● Dataset content:
━━━━

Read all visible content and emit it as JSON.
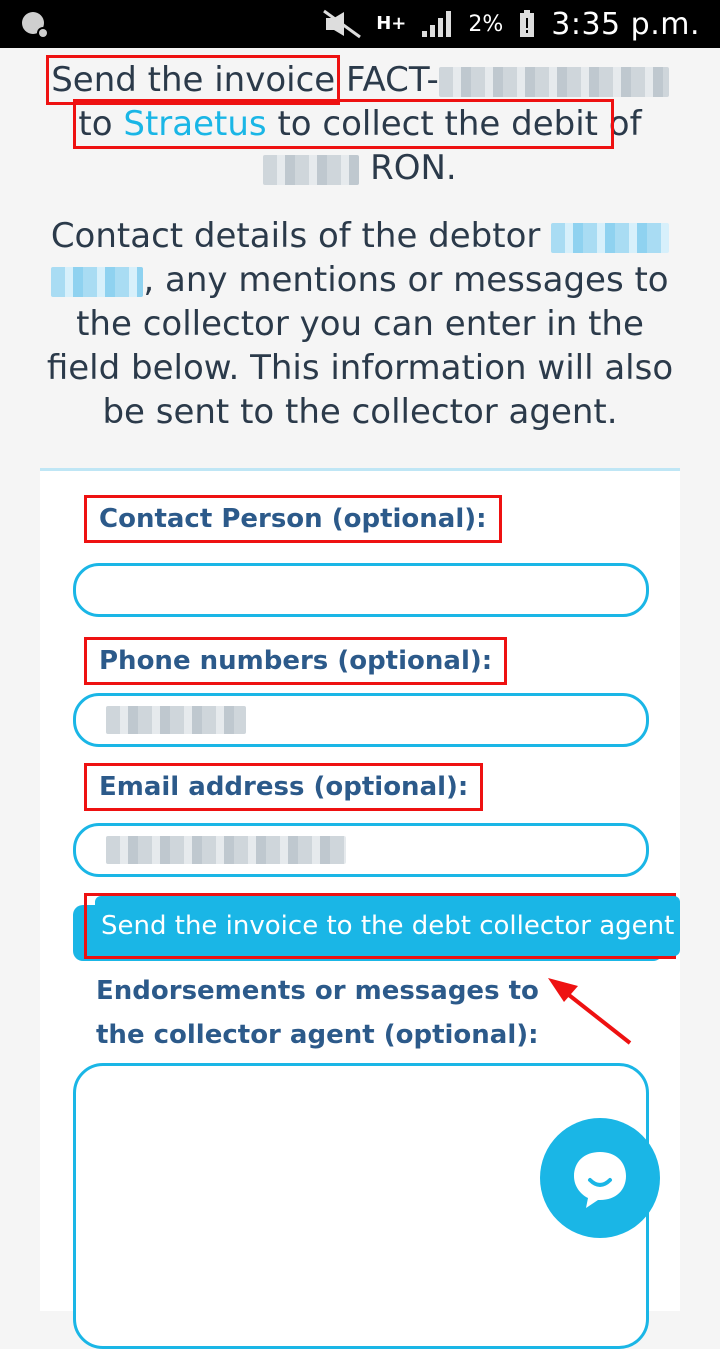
{
  "status_bar": {
    "battery_percent": "2%",
    "network": "H+",
    "time": "3:35 p.m."
  },
  "intro": {
    "line1_prefix": "Send the invoice",
    "line1_suffix": "FACT-",
    "line2_prefix": "to",
    "collector_link": "Straetus",
    "line2_mid": "to collect the debit",
    "line2_suffix": "of",
    "currency_suffix": "RON."
  },
  "contact_paragraph": {
    "prefix": "Contact details of the debtor",
    "suffix": ", any mentions or messages to the collector you can enter in the field below. This information will also be sent to the collector agent."
  },
  "form": {
    "contact_person_label": "Contact Person (optional):",
    "phone_label": "Phone numbers (optional):",
    "email_label": "Email address (optional):",
    "send_button_label": "Send the invoice to the debt collector agent",
    "endorsements_label": "Endorsements or messages to the collector agent (optional):"
  },
  "icons": {
    "chat": "chat-bubble-icon",
    "status_left": "notification-icon"
  },
  "colors": {
    "accent": "#1ab6e6",
    "label": "#2c5a8a",
    "highlight": "#ee1111"
  }
}
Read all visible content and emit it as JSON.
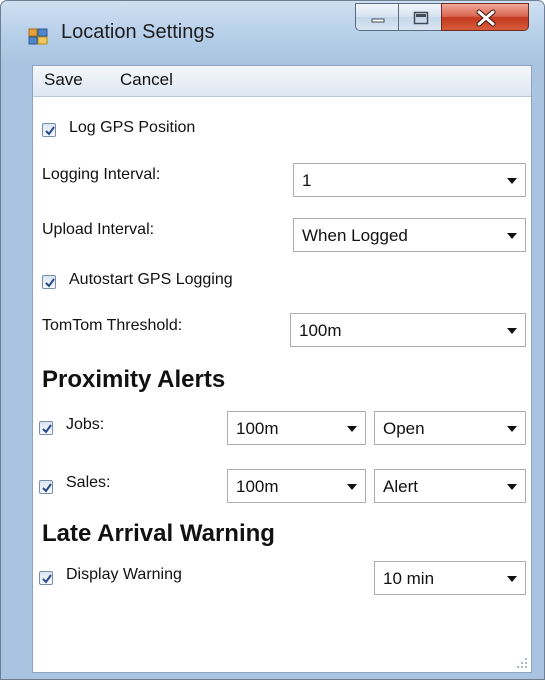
{
  "window": {
    "title": "Location Settings"
  },
  "menu": {
    "save": "Save",
    "cancel": "Cancel"
  },
  "form": {
    "log_gps": {
      "label": "Log GPS Position",
      "checked": true
    },
    "logging_interval": {
      "label": "Logging Interval:",
      "value": "1"
    },
    "upload_interval": {
      "label": "Upload Interval:",
      "value": "When Logged"
    },
    "autostart": {
      "label": "Autostart GPS Logging",
      "checked": true
    },
    "tomtom_threshold": {
      "label": "TomTom Threshold:",
      "value": "100m"
    },
    "proximity_heading": "Proximity Alerts",
    "jobs": {
      "label": "Jobs:",
      "checked": true,
      "distance": "100m",
      "action": "Open"
    },
    "sales": {
      "label": "Sales:",
      "checked": true,
      "distance": "100m",
      "action": "Alert"
    },
    "late_heading": "Late Arrival Warning",
    "display_warning": {
      "label": "Display Warning",
      "checked": true,
      "value": "10 min"
    }
  },
  "colors": {
    "close_button": "#c94a31",
    "frame": "#b9d1ea",
    "checkmark": "#2a4a8a"
  }
}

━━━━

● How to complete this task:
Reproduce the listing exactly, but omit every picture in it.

● Result for this exercise:
Read all visible content and emit it as JSON.
{
  "status_bar": {
    "battery_percent": "2%",
    "network": "H+",
    "time": "3:35 p.m."
  },
  "intro": {
    "line1_prefix": "Send the invoice",
    "line1_suffix": "FACT-",
    "line2_prefix": "to",
    "collector_link": "Straetus",
    "line2_mid": "to collect the debit",
    "line2_suffix": "of",
    "currency_suffix": "RON."
  },
  "contact_paragraph": {
    "prefix": "Contact details of the debtor",
    "suffix": ", any mentions or messages to the collector you can enter in the field below. This information will also be sent to the collector agent."
  },
  "form": {
    "contact_person_label": "Contact Person (optional):",
    "phone_label": "Phone numbers (optional):",
    "email_label": "Email address (optional):",
    "send_button_label": "Send the invoice to the debt collector agent",
    "endorsements_label": "Endorsements or messages to the collector agent (optional):"
  },
  "icons": {
    "chat": "chat-bubble-icon",
    "status_left": "notification-icon"
  },
  "colors": {
    "accent": "#1ab6e6",
    "label": "#2c5a8a",
    "highlight": "#ee1111"
  }
}
Read all visible content and emit it as JSON.
{
  "window": {
    "title": "Location Settings"
  },
  "menu": {
    "save": "Save",
    "cancel": "Cancel"
  },
  "form": {
    "log_gps": {
      "label": "Log GPS Position",
      "checked": true
    },
    "logging_interval": {
      "label": "Logging Interval:",
      "value": "1"
    },
    "upload_interval": {
      "label": "Upload Interval:",
      "value": "When Logged"
    },
    "autostart": {
      "label": "Autostart GPS Logging",
      "checked": true
    },
    "tomtom_threshold": {
      "label": "TomTom Threshold:",
      "value": "100m"
    },
    "proximity_heading": "Proximity Alerts",
    "jobs": {
      "label": "Jobs:",
      "checked": true,
      "distance": "100m",
      "action": "Open"
    },
    "sales": {
      "label": "Sales:",
      "checked": true,
      "distance": "100m",
      "action": "Alert"
    },
    "late_heading": "Late Arrival Warning",
    "display_warning": {
      "label": "Display Warning",
      "checked": true,
      "value": "10 min"
    }
  },
  "colors": {
    "close_button": "#c94a31",
    "frame": "#b9d1ea",
    "checkmark": "#2a4a8a"
  }
}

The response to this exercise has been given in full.